◆ Problem to work on ◆
Show the lines below where "true" occurs.

◆ Data records for software interfaces ◆
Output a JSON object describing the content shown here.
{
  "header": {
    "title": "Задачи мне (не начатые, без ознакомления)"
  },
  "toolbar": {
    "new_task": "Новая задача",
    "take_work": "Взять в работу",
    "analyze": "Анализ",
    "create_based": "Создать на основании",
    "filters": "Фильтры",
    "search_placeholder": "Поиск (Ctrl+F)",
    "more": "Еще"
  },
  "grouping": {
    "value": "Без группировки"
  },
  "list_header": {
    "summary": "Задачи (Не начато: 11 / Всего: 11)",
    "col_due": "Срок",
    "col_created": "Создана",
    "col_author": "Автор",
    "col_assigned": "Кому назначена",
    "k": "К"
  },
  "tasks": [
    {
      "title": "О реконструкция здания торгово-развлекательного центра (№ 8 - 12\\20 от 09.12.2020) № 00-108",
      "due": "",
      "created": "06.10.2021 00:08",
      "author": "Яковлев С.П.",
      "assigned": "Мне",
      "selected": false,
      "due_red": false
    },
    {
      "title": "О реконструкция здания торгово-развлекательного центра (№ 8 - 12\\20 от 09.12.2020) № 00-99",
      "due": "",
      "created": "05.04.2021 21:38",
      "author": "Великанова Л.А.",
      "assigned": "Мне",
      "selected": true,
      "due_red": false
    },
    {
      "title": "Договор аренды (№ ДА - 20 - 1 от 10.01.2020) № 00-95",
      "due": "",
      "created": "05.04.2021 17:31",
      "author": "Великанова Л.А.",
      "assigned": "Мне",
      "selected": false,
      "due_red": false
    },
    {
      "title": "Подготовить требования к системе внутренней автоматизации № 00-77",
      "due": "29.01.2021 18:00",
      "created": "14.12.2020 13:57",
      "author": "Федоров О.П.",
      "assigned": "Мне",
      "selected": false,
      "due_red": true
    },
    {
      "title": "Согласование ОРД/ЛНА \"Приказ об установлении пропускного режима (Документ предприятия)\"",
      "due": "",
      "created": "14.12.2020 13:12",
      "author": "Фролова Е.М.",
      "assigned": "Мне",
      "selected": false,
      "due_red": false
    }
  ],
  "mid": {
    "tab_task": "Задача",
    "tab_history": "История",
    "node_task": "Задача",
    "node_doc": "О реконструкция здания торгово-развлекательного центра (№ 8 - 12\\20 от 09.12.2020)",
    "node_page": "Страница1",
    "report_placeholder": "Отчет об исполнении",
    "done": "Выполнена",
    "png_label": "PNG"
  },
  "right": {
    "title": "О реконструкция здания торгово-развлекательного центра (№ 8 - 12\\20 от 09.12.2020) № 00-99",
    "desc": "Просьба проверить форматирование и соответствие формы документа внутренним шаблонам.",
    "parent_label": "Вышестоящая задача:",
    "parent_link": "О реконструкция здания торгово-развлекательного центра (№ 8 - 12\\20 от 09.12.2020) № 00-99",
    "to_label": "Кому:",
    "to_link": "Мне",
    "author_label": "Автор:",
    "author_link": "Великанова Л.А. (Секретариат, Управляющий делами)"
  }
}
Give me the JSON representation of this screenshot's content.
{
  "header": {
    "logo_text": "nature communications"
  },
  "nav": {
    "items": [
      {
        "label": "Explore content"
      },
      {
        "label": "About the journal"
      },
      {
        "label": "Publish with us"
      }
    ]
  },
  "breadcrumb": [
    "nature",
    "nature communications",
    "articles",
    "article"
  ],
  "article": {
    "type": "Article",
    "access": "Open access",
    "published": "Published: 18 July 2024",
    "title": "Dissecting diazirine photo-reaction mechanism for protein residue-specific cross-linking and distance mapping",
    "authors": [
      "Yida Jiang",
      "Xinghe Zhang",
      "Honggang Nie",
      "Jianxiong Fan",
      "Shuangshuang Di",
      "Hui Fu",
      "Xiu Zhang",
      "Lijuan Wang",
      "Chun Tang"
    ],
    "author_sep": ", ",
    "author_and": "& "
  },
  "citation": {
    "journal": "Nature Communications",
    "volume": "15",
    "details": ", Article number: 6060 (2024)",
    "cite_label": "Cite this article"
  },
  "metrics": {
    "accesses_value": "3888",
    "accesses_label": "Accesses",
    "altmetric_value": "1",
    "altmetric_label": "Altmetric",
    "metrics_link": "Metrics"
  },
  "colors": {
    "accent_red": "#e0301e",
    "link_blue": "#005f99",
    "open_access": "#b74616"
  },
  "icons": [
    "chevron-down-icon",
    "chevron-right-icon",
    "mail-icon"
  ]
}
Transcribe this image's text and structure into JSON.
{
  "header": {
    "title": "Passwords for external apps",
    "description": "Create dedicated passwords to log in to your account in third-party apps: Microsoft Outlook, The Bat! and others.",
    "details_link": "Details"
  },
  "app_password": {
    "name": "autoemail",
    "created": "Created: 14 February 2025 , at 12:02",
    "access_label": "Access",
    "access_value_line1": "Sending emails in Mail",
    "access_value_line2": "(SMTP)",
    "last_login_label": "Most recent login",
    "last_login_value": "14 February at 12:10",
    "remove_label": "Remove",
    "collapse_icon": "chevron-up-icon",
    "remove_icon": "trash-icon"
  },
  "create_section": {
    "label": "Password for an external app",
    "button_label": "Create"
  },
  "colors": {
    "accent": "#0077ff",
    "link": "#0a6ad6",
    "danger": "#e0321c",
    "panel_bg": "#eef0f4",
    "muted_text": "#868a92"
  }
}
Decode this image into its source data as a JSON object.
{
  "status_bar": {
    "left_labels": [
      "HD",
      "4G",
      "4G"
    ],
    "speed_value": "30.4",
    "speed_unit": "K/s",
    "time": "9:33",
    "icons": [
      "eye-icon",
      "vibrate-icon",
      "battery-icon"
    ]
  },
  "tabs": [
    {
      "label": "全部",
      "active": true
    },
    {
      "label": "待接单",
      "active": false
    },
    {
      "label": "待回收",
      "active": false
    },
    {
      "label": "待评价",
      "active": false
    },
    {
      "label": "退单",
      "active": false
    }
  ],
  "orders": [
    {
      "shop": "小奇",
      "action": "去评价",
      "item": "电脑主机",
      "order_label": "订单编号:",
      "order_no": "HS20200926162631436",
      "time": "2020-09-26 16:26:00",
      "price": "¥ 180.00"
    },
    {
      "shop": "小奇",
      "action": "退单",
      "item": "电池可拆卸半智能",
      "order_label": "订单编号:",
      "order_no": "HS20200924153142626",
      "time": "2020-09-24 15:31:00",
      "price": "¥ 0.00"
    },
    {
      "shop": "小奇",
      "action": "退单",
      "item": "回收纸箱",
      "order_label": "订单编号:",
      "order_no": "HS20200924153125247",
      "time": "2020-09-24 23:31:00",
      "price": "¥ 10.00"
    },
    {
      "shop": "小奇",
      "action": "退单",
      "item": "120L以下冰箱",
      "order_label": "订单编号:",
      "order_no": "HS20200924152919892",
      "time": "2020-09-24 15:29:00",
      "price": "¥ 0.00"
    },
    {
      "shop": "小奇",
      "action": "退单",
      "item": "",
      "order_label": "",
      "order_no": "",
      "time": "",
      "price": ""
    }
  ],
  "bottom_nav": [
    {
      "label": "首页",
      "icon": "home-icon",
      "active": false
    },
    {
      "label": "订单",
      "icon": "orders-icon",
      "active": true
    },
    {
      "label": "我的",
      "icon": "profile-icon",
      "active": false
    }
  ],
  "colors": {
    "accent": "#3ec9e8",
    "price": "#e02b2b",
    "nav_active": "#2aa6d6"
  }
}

◆ Answer box ◆
      "selected": true,
      "due_red": true
      "active": true
      "active": true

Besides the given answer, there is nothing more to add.